Currently, no federal right-to-work law exists. A bill establishing one, the National Right-to-Work Act, was introduced in the House of Representatives on February 1, 2017, by two Republican congressmen, Steve King of Iowa and Joe Wilson of South Carolina, but it hasn't progressed since its introduction. In the Senate, Republican Sen. Rand Paul of Kentucky introduced a similar bill on February 14, 2019.

As of September 2019, right-to-work laws exist solely on the state level. The Labor Management Relations Act of 1947, nicknamed the Taft-Hartley Act, allowed states to enact right-to-work laws. Taft-Hartley did not allow local jurisdictions (such as cities and counties) within a state to enact their own right-to-work legislation. Attempts to do so in states like Delaware and Illinois have been struck down. However, in 2016, the Sixth Circuit Court of Appeals upheld the right of municipal governments to enact local right-to-work laws in Kentucky, Michigan, Ohio, and Tennessee.

Despite an increasing number of states passing right-to-work laws in the 21st century, the issue remains controversial. Right-to-work proponents argue that it expands workers' rights—specifically, the right to decide to join a union.

Opponents argue that right-to-work encourages freeloading because a worker can enjoy the advantages of union representation without paying dues. Others say right-to-work laws are a roundabout way for lawmakers to undermine unions as a whole, since right-to-work laws essentially deprive unions of revenue, membership numbers, and, ultimately, their bargaining power with management.

Right-to-Work States

As of 2019, 27 states have adopted right-to-work laws. They are: 

  • Alabama
  • Arizona
  • Arkansas
  • Florida
  • Georgia
  • Idaho
  • Indiana
  • Iowa
  • Kansas
  • Kentucky
  • Louisiana
  • Michigan
  • Mississippi
  • Nebraska
  • Nevada
  • North Carolina
  • North Dakota
  • Oklahoma
  • South Carolina
  • South Dakota
  • Tennessee
  • Texas
  • Utah
  • Virginia
  • West Virginia (in February 2019, a judge declared right-to-work unconstitutional, likely sending the case to the state's Supreme Court of Appeals)
  • Wisconsin
  • Wyoming

The U.S. territory of Guam also has right-to-work laws. Other states have similar legislation on their books. For example, New Hampshire's labor laws have a provision that prohibits any person from forcing another to join a union as a condition of employment.

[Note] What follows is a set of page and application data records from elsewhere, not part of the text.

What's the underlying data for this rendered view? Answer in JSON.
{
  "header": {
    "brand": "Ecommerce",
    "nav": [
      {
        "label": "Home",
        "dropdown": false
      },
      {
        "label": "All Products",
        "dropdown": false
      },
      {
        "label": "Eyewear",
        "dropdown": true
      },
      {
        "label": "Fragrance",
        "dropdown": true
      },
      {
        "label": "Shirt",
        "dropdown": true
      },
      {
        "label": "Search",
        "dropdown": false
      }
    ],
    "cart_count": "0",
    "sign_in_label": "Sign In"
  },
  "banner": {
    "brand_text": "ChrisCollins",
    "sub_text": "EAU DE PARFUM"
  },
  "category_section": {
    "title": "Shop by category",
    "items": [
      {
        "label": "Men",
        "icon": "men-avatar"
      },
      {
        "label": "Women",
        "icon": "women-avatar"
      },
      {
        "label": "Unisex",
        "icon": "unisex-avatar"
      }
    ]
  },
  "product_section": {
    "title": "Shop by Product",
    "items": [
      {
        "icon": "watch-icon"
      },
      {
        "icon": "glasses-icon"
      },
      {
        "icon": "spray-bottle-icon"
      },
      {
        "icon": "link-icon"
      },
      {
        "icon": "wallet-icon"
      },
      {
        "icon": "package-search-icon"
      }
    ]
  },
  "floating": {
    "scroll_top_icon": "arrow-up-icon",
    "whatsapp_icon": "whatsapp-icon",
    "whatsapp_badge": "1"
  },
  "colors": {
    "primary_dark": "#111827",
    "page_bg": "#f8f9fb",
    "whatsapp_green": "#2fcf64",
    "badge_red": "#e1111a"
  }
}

Additional Rulings and Rights 

The U.S. Supreme Court has ruled that collective bargaining agreements may not require workers to join unions. Collective bargaining agreements may only require nonmembers to pay the proven proportion of dues that unions spend to represent them. Nonmembers don't have to pay such costs until they are explained, and they may first challenge them.

Note: The information in this article generally applies to private-sector employees. Different laws and court rulings might apply to workers in government, education, railway, airline, and similar workplaces. To find out more about your state's right-to-work law or a similar provision, or to explore your rights at the federal level, start by contacting your state's labor office.